Given records below:

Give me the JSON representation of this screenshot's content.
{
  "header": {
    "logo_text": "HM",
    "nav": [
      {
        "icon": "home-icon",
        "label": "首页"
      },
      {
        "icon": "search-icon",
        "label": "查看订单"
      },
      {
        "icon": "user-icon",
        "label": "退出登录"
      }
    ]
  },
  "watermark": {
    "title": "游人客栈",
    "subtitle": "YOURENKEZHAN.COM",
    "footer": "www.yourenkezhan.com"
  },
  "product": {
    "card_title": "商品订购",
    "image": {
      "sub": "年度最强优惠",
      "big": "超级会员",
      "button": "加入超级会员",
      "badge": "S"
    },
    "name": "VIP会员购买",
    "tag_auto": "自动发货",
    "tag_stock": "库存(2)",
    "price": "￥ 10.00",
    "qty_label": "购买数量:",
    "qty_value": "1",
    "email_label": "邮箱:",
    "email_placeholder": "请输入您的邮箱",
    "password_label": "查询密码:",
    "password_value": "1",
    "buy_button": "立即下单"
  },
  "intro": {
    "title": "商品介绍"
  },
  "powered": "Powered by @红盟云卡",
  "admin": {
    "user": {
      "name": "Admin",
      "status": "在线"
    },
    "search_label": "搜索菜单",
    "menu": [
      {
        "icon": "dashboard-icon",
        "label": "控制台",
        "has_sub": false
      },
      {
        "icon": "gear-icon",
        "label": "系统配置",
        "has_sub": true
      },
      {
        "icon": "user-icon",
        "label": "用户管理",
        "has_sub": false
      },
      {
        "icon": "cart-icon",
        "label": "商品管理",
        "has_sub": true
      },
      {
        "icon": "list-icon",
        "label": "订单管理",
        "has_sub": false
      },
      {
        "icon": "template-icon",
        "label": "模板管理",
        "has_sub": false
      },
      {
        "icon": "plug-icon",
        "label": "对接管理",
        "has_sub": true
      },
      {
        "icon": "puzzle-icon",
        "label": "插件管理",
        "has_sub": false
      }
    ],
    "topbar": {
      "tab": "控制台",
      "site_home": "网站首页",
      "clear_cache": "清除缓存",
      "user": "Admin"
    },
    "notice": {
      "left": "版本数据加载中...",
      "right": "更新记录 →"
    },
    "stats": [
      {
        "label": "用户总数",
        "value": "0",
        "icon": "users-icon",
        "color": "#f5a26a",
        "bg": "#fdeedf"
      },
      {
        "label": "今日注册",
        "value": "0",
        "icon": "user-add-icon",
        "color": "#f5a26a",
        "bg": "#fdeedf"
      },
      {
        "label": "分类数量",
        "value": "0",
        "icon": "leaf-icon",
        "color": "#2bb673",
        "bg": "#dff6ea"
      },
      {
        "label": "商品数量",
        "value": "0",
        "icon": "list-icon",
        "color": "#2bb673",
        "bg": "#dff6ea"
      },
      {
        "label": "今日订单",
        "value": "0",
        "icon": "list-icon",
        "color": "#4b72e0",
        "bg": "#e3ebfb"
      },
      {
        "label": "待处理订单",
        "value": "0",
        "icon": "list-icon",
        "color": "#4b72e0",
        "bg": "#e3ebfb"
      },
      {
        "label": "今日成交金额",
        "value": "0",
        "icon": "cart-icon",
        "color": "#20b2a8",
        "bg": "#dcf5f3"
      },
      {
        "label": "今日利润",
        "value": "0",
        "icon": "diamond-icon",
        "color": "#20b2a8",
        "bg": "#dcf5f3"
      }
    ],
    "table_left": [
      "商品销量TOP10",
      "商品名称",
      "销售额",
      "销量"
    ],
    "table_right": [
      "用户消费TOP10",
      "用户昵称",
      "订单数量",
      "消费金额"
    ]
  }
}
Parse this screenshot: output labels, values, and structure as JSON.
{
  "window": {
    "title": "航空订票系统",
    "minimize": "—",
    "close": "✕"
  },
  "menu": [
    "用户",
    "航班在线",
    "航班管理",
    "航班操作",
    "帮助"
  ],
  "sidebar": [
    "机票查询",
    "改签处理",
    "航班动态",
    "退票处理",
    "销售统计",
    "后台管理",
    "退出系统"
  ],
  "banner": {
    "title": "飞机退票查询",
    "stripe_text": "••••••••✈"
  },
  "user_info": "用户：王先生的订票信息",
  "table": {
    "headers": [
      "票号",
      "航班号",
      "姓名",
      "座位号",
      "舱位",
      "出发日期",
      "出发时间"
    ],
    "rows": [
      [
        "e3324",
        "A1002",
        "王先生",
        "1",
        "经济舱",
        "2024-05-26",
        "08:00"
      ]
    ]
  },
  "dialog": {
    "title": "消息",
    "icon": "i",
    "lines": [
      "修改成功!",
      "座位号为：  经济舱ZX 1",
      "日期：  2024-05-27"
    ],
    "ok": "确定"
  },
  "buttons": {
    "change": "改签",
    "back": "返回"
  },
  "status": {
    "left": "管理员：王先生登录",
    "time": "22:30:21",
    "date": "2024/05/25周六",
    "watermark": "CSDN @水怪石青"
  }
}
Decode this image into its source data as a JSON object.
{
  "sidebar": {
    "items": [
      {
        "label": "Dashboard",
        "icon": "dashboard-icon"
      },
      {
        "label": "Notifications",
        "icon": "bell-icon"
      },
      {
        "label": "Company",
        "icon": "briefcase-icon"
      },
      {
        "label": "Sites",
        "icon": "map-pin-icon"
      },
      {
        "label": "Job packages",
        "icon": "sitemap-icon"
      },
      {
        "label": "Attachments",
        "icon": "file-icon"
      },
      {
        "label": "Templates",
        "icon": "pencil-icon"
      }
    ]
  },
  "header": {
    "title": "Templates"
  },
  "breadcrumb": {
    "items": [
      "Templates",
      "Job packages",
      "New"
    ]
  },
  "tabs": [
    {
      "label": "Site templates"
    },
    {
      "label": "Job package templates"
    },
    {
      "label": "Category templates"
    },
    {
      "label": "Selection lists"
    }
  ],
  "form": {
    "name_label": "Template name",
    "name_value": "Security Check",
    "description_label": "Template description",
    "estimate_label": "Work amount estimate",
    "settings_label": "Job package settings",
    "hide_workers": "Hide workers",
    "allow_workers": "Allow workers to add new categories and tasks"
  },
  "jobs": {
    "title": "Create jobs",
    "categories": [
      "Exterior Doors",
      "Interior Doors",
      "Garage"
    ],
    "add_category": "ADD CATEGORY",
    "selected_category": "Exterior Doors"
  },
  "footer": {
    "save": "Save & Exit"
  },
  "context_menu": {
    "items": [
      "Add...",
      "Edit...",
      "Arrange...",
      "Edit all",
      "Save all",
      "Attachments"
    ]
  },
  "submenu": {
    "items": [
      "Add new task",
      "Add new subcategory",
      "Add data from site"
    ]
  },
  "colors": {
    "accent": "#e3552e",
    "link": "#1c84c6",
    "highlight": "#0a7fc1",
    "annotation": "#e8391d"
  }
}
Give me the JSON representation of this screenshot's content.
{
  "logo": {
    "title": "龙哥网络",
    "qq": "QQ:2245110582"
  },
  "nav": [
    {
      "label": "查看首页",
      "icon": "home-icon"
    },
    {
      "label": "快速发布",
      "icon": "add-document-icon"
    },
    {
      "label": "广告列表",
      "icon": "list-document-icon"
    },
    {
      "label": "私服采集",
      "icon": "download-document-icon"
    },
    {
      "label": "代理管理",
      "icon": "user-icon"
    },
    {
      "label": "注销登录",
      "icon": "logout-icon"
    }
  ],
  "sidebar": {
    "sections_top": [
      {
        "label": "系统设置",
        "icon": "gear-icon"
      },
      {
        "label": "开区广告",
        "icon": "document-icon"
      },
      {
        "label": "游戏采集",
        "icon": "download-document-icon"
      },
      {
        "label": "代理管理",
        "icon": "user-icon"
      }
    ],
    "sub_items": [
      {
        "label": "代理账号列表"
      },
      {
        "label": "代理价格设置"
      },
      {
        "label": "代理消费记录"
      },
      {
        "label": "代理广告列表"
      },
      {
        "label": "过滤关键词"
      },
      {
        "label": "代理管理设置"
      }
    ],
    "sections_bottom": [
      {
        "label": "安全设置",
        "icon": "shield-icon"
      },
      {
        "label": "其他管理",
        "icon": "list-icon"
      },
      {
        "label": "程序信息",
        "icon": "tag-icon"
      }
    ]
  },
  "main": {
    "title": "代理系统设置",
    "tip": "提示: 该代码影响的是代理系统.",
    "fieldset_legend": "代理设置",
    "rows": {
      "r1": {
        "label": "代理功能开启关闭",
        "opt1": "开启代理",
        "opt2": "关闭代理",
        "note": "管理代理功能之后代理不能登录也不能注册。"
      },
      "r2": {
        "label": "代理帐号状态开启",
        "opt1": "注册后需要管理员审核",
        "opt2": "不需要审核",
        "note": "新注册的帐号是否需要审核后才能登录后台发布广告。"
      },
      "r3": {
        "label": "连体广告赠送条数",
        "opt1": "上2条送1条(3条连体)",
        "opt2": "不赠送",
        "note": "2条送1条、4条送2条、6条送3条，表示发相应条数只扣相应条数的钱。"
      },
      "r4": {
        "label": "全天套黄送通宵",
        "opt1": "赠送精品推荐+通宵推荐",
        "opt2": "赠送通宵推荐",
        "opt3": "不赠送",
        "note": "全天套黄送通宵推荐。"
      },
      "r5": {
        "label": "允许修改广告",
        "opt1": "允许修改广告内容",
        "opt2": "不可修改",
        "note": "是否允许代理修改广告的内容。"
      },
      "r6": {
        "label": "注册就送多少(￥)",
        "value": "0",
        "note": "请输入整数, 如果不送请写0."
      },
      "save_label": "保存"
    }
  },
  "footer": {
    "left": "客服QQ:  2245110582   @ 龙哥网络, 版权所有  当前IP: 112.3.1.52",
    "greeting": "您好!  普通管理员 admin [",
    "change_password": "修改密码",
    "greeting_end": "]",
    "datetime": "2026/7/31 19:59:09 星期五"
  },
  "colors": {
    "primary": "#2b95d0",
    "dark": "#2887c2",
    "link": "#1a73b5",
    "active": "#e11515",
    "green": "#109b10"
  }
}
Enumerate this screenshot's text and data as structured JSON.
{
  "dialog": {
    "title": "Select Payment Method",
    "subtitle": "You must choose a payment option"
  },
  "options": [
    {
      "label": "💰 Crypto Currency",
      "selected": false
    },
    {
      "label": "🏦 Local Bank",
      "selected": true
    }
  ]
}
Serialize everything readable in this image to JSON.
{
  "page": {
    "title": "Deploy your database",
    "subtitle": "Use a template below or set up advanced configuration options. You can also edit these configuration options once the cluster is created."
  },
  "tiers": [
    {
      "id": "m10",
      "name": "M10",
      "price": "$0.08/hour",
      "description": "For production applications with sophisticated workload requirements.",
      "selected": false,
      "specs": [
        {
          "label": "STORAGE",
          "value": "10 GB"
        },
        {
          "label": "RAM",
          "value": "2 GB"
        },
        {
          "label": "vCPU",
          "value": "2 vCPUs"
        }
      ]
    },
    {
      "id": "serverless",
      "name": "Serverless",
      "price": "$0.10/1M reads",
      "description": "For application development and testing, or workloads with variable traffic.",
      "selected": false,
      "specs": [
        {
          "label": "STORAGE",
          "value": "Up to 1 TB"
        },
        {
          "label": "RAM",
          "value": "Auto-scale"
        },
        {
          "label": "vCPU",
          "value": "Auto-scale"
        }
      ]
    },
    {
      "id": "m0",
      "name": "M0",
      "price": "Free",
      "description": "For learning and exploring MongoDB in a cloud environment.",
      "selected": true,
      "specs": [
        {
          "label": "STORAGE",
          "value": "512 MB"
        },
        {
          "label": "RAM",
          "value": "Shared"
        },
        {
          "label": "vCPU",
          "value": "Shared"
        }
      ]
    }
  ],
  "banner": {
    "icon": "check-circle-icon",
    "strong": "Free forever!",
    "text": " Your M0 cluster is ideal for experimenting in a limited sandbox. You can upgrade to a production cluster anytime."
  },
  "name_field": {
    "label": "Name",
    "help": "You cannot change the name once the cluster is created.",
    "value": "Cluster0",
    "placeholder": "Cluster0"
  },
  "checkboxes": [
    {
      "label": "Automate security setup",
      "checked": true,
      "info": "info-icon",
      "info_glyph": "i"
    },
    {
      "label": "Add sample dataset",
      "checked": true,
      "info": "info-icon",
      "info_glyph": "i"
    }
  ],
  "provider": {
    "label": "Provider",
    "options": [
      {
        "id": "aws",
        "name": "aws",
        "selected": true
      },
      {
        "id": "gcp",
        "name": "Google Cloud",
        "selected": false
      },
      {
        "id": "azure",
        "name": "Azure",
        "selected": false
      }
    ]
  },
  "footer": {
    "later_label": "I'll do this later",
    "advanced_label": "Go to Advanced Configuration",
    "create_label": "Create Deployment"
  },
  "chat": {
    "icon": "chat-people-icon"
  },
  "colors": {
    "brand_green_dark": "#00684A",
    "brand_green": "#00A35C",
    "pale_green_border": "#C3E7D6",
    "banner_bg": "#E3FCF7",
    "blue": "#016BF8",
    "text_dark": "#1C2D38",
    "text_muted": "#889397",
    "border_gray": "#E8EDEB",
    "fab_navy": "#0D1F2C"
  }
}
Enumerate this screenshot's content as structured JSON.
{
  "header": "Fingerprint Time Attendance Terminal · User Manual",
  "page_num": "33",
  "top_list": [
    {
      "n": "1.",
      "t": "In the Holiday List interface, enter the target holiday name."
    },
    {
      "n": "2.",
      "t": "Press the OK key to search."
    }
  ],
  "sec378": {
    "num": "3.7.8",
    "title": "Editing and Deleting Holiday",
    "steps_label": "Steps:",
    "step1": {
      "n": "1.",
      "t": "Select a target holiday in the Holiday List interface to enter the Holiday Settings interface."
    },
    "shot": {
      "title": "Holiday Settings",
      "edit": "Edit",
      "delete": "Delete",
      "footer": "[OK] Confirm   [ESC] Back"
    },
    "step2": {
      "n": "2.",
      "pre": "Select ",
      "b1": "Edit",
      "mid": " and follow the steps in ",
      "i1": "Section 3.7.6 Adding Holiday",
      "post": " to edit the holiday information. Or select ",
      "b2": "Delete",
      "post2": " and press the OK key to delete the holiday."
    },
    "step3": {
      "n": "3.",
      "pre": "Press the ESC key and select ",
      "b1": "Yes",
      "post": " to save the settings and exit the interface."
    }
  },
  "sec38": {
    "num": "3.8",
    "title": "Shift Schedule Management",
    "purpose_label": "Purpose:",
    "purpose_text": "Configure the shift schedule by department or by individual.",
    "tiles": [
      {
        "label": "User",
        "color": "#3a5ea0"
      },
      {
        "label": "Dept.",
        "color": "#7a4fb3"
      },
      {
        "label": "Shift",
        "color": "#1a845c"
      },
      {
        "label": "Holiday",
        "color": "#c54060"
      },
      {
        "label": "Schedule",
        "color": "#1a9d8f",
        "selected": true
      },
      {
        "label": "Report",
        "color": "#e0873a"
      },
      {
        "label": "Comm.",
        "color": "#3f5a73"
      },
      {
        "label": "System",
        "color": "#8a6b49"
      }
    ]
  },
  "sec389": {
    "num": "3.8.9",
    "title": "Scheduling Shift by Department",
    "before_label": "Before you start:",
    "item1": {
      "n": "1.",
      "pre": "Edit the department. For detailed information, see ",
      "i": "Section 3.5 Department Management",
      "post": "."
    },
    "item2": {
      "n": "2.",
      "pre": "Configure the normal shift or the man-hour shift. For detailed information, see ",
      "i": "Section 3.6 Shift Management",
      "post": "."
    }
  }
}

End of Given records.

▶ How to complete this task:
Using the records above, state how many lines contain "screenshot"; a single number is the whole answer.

▶ Response to the task:
5